START EXERCISE INPUT

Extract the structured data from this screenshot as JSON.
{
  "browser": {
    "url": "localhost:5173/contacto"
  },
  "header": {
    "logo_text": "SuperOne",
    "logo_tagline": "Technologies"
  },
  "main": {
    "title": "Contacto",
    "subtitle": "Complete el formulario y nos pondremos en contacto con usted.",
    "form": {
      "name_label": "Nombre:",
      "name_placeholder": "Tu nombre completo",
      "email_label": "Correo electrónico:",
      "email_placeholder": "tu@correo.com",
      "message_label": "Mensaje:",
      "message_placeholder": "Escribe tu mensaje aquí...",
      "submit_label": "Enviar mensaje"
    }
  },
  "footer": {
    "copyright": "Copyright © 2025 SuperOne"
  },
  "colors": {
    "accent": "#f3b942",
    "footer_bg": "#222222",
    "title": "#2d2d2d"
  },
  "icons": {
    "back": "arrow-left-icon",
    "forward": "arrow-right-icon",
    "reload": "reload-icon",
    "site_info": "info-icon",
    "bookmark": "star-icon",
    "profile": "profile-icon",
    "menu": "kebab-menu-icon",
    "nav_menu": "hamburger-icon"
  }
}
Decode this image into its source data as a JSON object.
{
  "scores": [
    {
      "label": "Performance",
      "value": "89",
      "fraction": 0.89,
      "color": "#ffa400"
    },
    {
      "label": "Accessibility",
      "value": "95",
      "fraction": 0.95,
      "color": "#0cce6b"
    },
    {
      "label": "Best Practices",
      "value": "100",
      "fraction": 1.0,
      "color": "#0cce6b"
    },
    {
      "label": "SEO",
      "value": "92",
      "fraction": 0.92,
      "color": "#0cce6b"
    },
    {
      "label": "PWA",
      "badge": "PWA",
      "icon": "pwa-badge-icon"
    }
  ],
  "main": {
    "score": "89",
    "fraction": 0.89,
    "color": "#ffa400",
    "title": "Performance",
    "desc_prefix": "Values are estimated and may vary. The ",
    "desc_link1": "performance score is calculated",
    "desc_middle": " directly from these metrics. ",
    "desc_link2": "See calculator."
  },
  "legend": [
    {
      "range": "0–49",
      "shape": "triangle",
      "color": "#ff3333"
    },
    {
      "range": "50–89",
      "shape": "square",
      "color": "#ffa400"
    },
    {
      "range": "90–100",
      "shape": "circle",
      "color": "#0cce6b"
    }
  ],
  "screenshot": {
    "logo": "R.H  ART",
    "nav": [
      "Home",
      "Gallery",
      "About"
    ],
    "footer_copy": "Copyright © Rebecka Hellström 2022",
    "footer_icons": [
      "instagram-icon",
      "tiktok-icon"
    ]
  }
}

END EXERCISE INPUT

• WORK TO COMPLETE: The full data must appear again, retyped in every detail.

• OUTPUT BELOW:
Extract the structured data from this screenshot as JSON.
{
  "browser": {
    "url": "localhost:5173/contacto"
  },
  "header": {
    "logo_text": "SuperOne",
    "logo_tagline": "Technologies"
  },
  "main": {
    "title": "Contacto",
    "subtitle": "Complete el formulario y nos pondremos en contacto con usted.",
    "form": {
      "name_label": "Nombre:",
      "name_placeholder": "Tu nombre completo",
      "email_label": "Correo electrónico:",
      "email_placeholder": "tu@correo.com",
      "message_label": "Mensaje:",
      "message_placeholder": "Escribe tu mensaje aquí...",
      "submit_label": "Enviar mensaje"
    }
  },
  "footer": {
    "copyright": "Copyright © 2025 SuperOne"
  },
  "colors": {
    "accent": "#f3b942",
    "footer_bg": "#222222",
    "title": "#2d2d2d"
  },
  "icons": {
    "back": "arrow-left-icon",
    "forward": "arrow-right-icon",
    "reload": "reload-icon",
    "site_info": "info-icon",
    "bookmark": "star-icon",
    "profile": "profile-icon",
    "menu": "kebab-menu-icon",
    "nav_menu": "hamburger-icon"
  }
}
Decode this image into its source data as a JSON object.
{
  "scores": [
    {
      "label": "Performance",
      "value": "89",
      "fraction": 0.89,
      "color": "#ffa400"
    },
    {
      "label": "Accessibility",
      "value": "95",
      "fraction": 0.95,
      "color": "#0cce6b"
    },
    {
      "label": "Best Practices",
      "value": "100",
      "fraction": 1.0,
      "color": "#0cce6b"
    },
    {
      "label": "SEO",
      "value": "92",
      "fraction": 0.92,
      "color": "#0cce6b"
    },
    {
      "label": "PWA",
      "badge": "PWA",
      "icon": "pwa-badge-icon"
    }
  ],
  "main": {
    "score": "89",
    "fraction": 0.89,
    "color": "#ffa400",
    "title": "Performance",
    "desc_prefix": "Values are estimated and may vary. The ",
    "desc_link1": "performance score is calculated",
    "desc_middle": " directly from these metrics. ",
    "desc_link2": "See calculator."
  },
  "legend": [
    {
      "range": "0–49",
      "shape": "triangle",
      "color": "#ff3333"
    },
    {
      "range": "50–89",
      "shape": "square",
      "color": "#ffa400"
    },
    {
      "range": "90–100",
      "shape": "circle",
      "color": "#0cce6b"
    }
  ],
  "screenshot": {
    "logo": "R.H  ART",
    "nav": [
      "Home",
      "Gallery",
      "About"
    ],
    "footer_copy": "Copyright © Rebecka Hellström 2022",
    "footer_icons": [
      "instagram-icon",
      "tiktok-icon"
    ]
  }
}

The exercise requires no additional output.